- [Assignment]
Repeat the listing exactly. The images do not belong in the copy.

Segment Start: Material for this task

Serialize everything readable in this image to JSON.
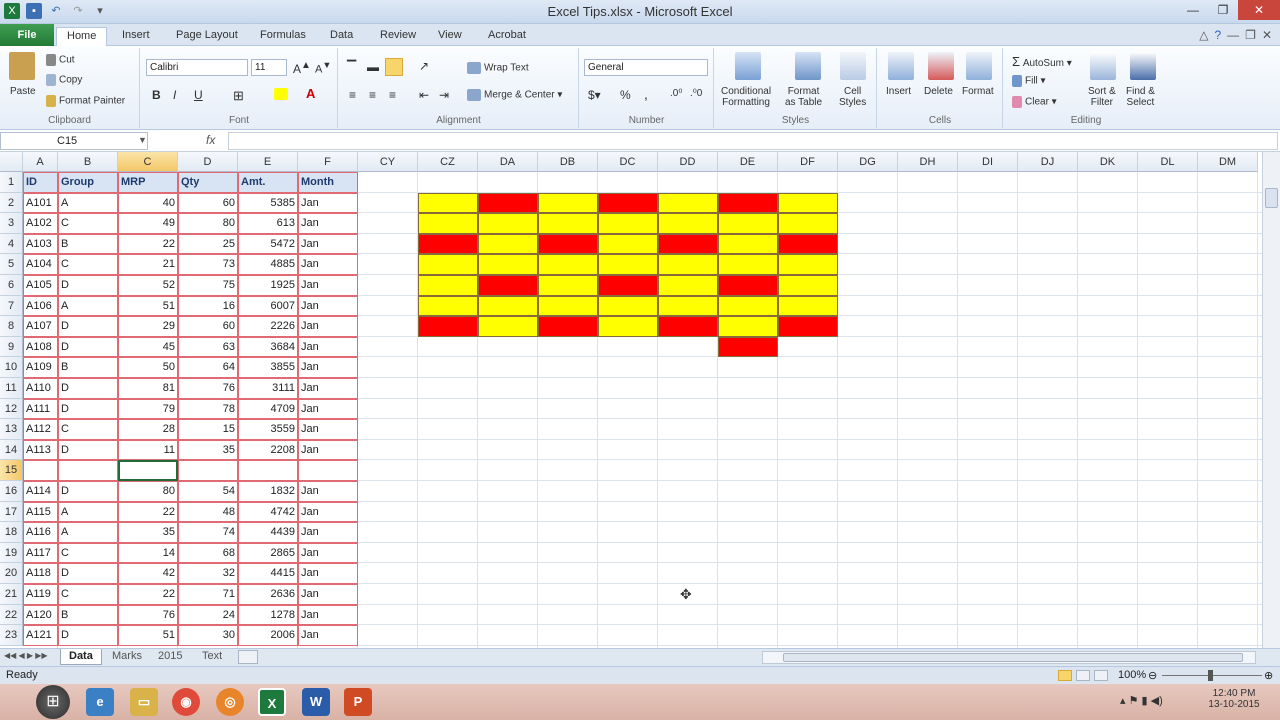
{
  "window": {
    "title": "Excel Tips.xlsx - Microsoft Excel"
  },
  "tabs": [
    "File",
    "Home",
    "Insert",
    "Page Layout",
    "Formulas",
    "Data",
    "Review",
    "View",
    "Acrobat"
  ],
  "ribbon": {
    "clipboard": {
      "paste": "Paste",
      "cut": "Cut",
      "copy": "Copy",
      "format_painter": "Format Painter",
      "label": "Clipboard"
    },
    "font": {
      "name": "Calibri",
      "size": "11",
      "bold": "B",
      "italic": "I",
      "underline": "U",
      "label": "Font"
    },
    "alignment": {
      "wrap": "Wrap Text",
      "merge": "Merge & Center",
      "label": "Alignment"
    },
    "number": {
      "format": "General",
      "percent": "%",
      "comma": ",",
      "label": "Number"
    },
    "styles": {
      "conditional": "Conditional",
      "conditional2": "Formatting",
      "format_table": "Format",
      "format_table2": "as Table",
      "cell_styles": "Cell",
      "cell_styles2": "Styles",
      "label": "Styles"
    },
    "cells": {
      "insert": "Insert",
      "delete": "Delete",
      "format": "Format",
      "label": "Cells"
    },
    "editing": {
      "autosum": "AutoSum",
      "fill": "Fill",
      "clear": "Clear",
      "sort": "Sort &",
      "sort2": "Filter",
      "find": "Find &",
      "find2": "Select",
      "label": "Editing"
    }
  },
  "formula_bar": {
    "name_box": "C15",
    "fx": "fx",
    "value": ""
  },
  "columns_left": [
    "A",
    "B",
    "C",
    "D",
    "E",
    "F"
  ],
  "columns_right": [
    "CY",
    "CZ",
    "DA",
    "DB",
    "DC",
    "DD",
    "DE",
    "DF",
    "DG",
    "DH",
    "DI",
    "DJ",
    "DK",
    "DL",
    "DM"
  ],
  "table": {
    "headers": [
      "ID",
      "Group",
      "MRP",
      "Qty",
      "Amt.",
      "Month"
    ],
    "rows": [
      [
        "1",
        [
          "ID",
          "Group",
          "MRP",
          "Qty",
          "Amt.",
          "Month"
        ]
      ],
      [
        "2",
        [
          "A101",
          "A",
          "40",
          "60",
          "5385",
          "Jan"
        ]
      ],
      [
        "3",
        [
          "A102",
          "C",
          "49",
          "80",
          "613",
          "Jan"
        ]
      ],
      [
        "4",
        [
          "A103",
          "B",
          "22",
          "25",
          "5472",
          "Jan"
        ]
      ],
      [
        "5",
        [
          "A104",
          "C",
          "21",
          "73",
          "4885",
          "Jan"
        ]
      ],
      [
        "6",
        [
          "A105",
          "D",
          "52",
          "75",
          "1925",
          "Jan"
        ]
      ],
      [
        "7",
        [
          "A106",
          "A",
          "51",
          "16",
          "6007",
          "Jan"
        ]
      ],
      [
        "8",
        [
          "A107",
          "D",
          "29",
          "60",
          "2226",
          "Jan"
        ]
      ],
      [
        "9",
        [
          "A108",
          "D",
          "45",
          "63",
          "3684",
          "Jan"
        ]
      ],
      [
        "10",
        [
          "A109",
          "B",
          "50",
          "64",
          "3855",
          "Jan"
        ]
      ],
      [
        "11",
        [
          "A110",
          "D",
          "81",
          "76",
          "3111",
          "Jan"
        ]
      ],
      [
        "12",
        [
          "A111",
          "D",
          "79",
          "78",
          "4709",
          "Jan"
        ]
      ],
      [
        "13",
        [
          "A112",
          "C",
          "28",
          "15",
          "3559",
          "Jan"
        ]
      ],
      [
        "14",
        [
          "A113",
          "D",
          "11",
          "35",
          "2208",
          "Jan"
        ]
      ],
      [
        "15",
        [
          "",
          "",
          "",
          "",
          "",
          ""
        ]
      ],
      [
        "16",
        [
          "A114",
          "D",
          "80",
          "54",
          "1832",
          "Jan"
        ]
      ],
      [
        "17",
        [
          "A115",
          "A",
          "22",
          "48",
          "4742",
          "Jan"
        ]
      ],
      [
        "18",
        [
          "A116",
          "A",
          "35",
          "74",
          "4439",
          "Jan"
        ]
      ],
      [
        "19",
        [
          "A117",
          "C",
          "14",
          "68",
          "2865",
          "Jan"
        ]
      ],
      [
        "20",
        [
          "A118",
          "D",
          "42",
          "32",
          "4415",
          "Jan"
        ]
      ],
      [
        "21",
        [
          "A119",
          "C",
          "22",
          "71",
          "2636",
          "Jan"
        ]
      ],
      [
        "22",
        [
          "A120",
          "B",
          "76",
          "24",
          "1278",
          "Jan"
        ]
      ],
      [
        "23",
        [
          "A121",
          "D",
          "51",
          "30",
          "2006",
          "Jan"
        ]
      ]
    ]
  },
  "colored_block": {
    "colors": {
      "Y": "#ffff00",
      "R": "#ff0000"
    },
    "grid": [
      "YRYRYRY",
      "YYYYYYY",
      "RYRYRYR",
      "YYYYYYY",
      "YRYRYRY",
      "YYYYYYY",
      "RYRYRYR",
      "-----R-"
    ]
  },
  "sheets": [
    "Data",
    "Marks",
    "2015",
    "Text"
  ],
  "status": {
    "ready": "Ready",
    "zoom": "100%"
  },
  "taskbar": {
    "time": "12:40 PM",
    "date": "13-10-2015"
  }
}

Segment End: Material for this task

- [Answer box]
Serialize everything readable in this image to JSON.
{
  "window": {
    "title": "Excel Tips.xlsx - Microsoft Excel"
  },
  "tabs": [
    "File",
    "Home",
    "Insert",
    "Page Layout",
    "Formulas",
    "Data",
    "Review",
    "View",
    "Acrobat"
  ],
  "ribbon": {
    "clipboard": {
      "paste": "Paste",
      "cut": "Cut",
      "copy": "Copy",
      "format_painter": "Format Painter",
      "label": "Clipboard"
    },
    "font": {
      "name": "Calibri",
      "size": "11",
      "bold": "B",
      "italic": "I",
      "underline": "U",
      "label": "Font"
    },
    "alignment": {
      "wrap": "Wrap Text",
      "merge": "Merge & Center",
      "label": "Alignment"
    },
    "number": {
      "format": "General",
      "percent": "%",
      "comma": ",",
      "label": "Number"
    },
    "styles": {
      "conditional": "Conditional",
      "conditional2": "Formatting",
      "format_table": "Format",
      "format_table2": "as Table",
      "cell_styles": "Cell",
      "cell_styles2": "Styles",
      "label": "Styles"
    },
    "cells": {
      "insert": "Insert",
      "delete": "Delete",
      "format": "Format",
      "label": "Cells"
    },
    "editing": {
      "autosum": "AutoSum",
      "fill": "Fill",
      "clear": "Clear",
      "sort": "Sort &",
      "sort2": "Filter",
      "find": "Find &",
      "find2": "Select",
      "label": "Editing"
    }
  },
  "formula_bar": {
    "name_box": "C15",
    "fx": "fx",
    "value": ""
  },
  "columns_left": [
    "A",
    "B",
    "C",
    "D",
    "E",
    "F"
  ],
  "columns_right": [
    "CY",
    "CZ",
    "DA",
    "DB",
    "DC",
    "DD",
    "DE",
    "DF",
    "DG",
    "DH",
    "DI",
    "DJ",
    "DK",
    "DL",
    "DM"
  ],
  "table": {
    "headers": [
      "ID",
      "Group",
      "MRP",
      "Qty",
      "Amt.",
      "Month"
    ],
    "rows": [
      [
        "1",
        [
          "ID",
          "Group",
          "MRP",
          "Qty",
          "Amt.",
          "Month"
        ]
      ],
      [
        "2",
        [
          "A101",
          "A",
          "40",
          "60",
          "5385",
          "Jan"
        ]
      ],
      [
        "3",
        [
          "A102",
          "C",
          "49",
          "80",
          "613",
          "Jan"
        ]
      ],
      [
        "4",
        [
          "A103",
          "B",
          "22",
          "25",
          "5472",
          "Jan"
        ]
      ],
      [
        "5",
        [
          "A104",
          "C",
          "21",
          "73",
          "4885",
          "Jan"
        ]
      ],
      [
        "6",
        [
          "A105",
          "D",
          "52",
          "75",
          "1925",
          "Jan"
        ]
      ],
      [
        "7",
        [
          "A106",
          "A",
          "51",
          "16",
          "6007",
          "Jan"
        ]
      ],
      [
        "8",
        [
          "A107",
          "D",
          "29",
          "60",
          "2226",
          "Jan"
        ]
      ],
      [
        "9",
        [
          "A108",
          "D",
          "45",
          "63",
          "3684",
          "Jan"
        ]
      ],
      [
        "10",
        [
          "A109",
          "B",
          "50",
          "64",
          "3855",
          "Jan"
        ]
      ],
      [
        "11",
        [
          "A110",
          "D",
          "81",
          "76",
          "3111",
          "Jan"
        ]
      ],
      [
        "12",
        [
          "A111",
          "D",
          "79",
          "78",
          "4709",
          "Jan"
        ]
      ],
      [
        "13",
        [
          "A112",
          "C",
          "28",
          "15",
          "3559",
          "Jan"
        ]
      ],
      [
        "14",
        [
          "A113",
          "D",
          "11",
          "35",
          "2208",
          "Jan"
        ]
      ],
      [
        "15",
        [
          "",
          "",
          "",
          "",
          "",
          ""
        ]
      ],
      [
        "16",
        [
          "A114",
          "D",
          "80",
          "54",
          "1832",
          "Jan"
        ]
      ],
      [
        "17",
        [
          "A115",
          "A",
          "22",
          "48",
          "4742",
          "Jan"
        ]
      ],
      [
        "18",
        [
          "A116",
          "A",
          "35",
          "74",
          "4439",
          "Jan"
        ]
      ],
      [
        "19",
        [
          "A117",
          "C",
          "14",
          "68",
          "2865",
          "Jan"
        ]
      ],
      [
        "20",
        [
          "A118",
          "D",
          "42",
          "32",
          "4415",
          "Jan"
        ]
      ],
      [
        "21",
        [
          "A119",
          "C",
          "22",
          "71",
          "2636",
          "Jan"
        ]
      ],
      [
        "22",
        [
          "A120",
          "B",
          "76",
          "24",
          "1278",
          "Jan"
        ]
      ],
      [
        "23",
        [
          "A121",
          "D",
          "51",
          "30",
          "2006",
          "Jan"
        ]
      ]
    ]
  },
  "colored_block": {
    "colors": {
      "Y": "#ffff00",
      "R": "#ff0000"
    },
    "grid": [
      "YRYRYRY",
      "YYYYYYY",
      "RYRYRYR",
      "YYYYYYY",
      "YRYRYRY",
      "YYYYYYY",
      "RYRYRYR",
      "-----R-"
    ]
  },
  "sheets": [
    "Data",
    "Marks",
    "2015",
    "Text"
  ],
  "status": {
    "ready": "Ready",
    "zoom": "100%"
  },
  "taskbar": {
    "time": "12:40 PM",
    "date": "13-10-2015"
  }
}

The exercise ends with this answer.